Super Cruise, GM’s hands-free driver assistance technology, is being boosted from around 24,000 km of compatible Canadian roadways to around 80,000 km. For those unfamiliar, Super Cruise currently works on mapped divided highways and the increase will see it work on several additional routes, including a blend of undivided and divided highways.
The most notable Canadian addition for this new update is the Trans-Canada Highway, meanwhile, south of the border, there are also expansions to Route 66 and Highway 1.
The system uses uses LiDAR map data, real-time cameras, radars, and GPS to keep vehicles within their lane and moving with the flow of traffic. It can execute both driver and system-initiated lane changes to pass other vehicles and to exit an ending lane. The driver’s head position and eyes are monitored to make sure that they’re always paying attention and in control of the vehicle.
“We are adding Super Cruise to more vehicles than ever, and on more roads for more customers to experience,” said Mario Maiorana, GM chief engineer, Super Cruise. “We are pursuing what we believe to be the most comprehensive path to autonomy in the industry with responsible deployment of automated driving technology like Super Cruise at the core of what we do.”

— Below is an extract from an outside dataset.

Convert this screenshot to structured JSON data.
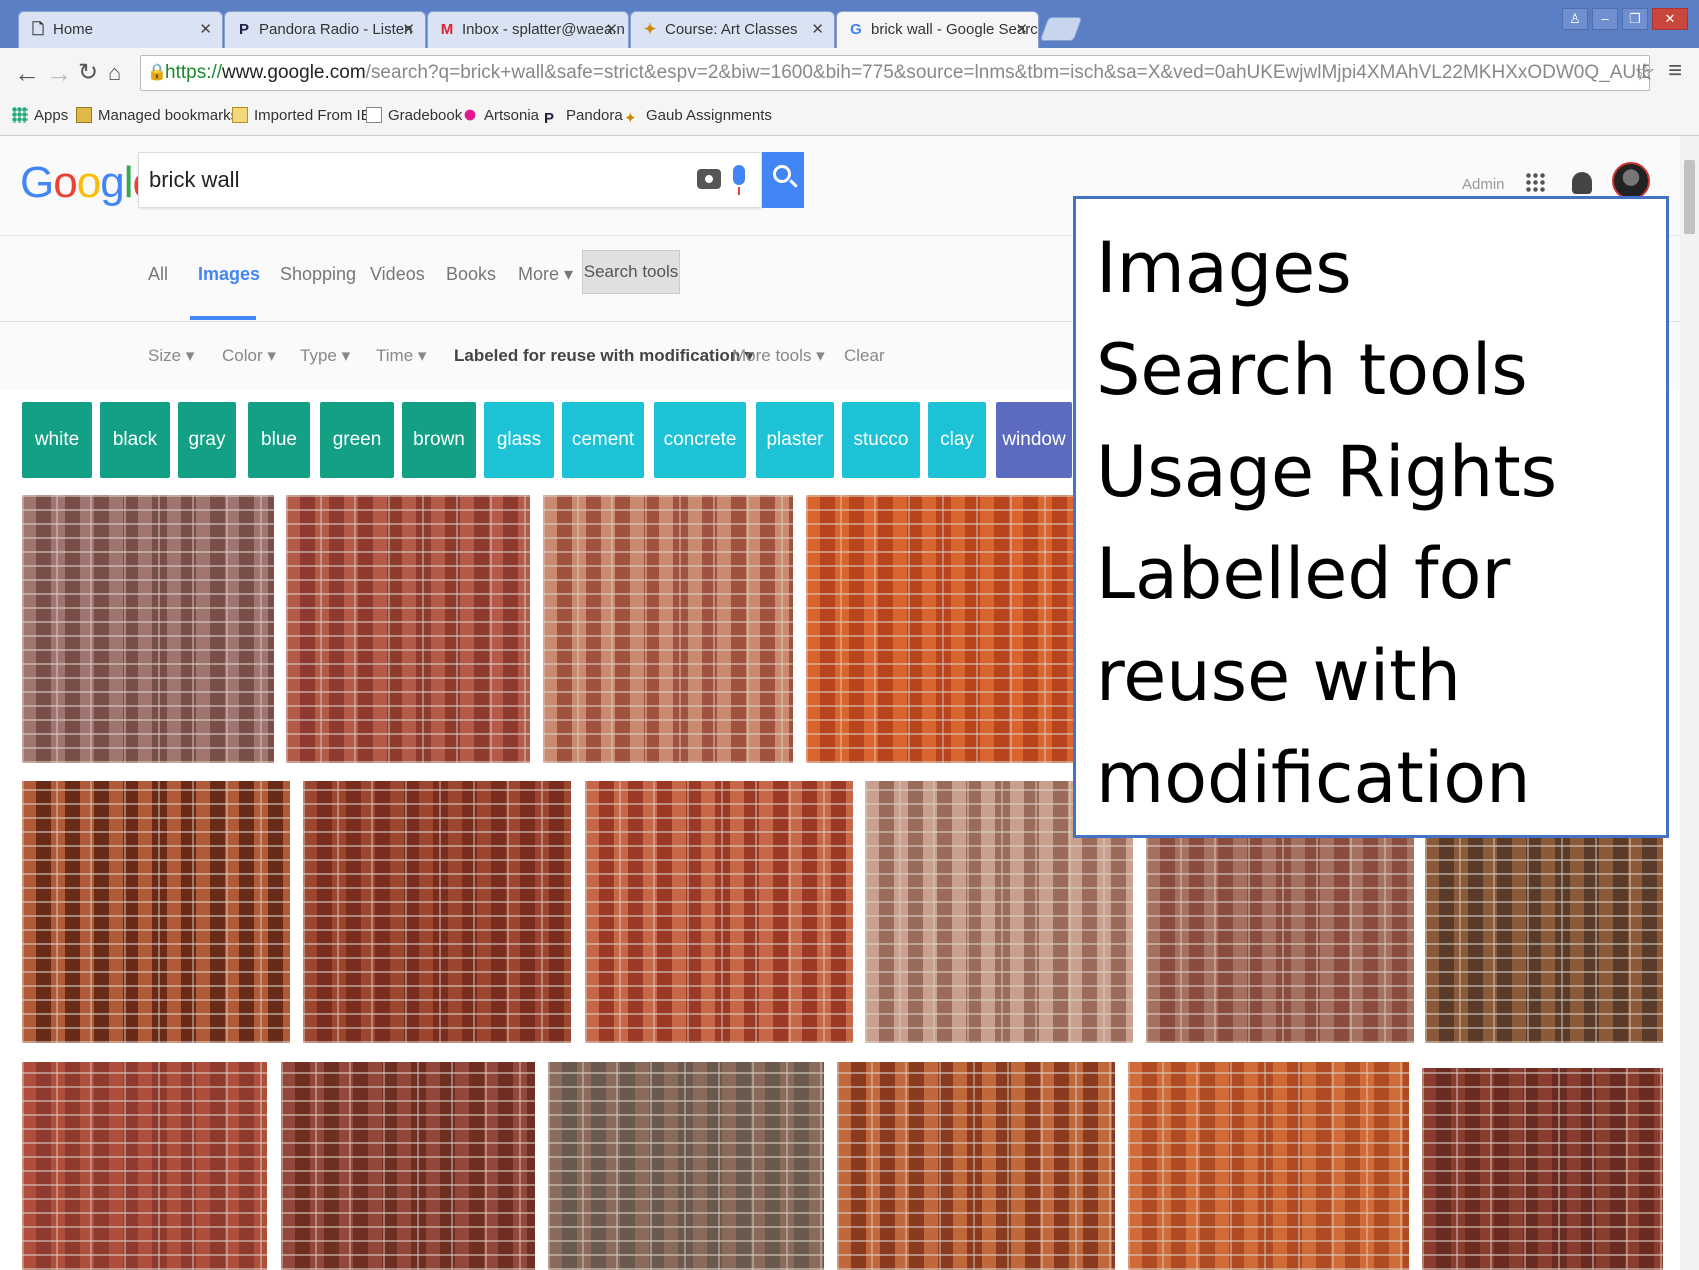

For new GM vehicles built on the VIP electrical architecture, the updated and expanded road network will be available later this year. It will be provided over-the-air on Super Cruise-equipped models at no extra charge.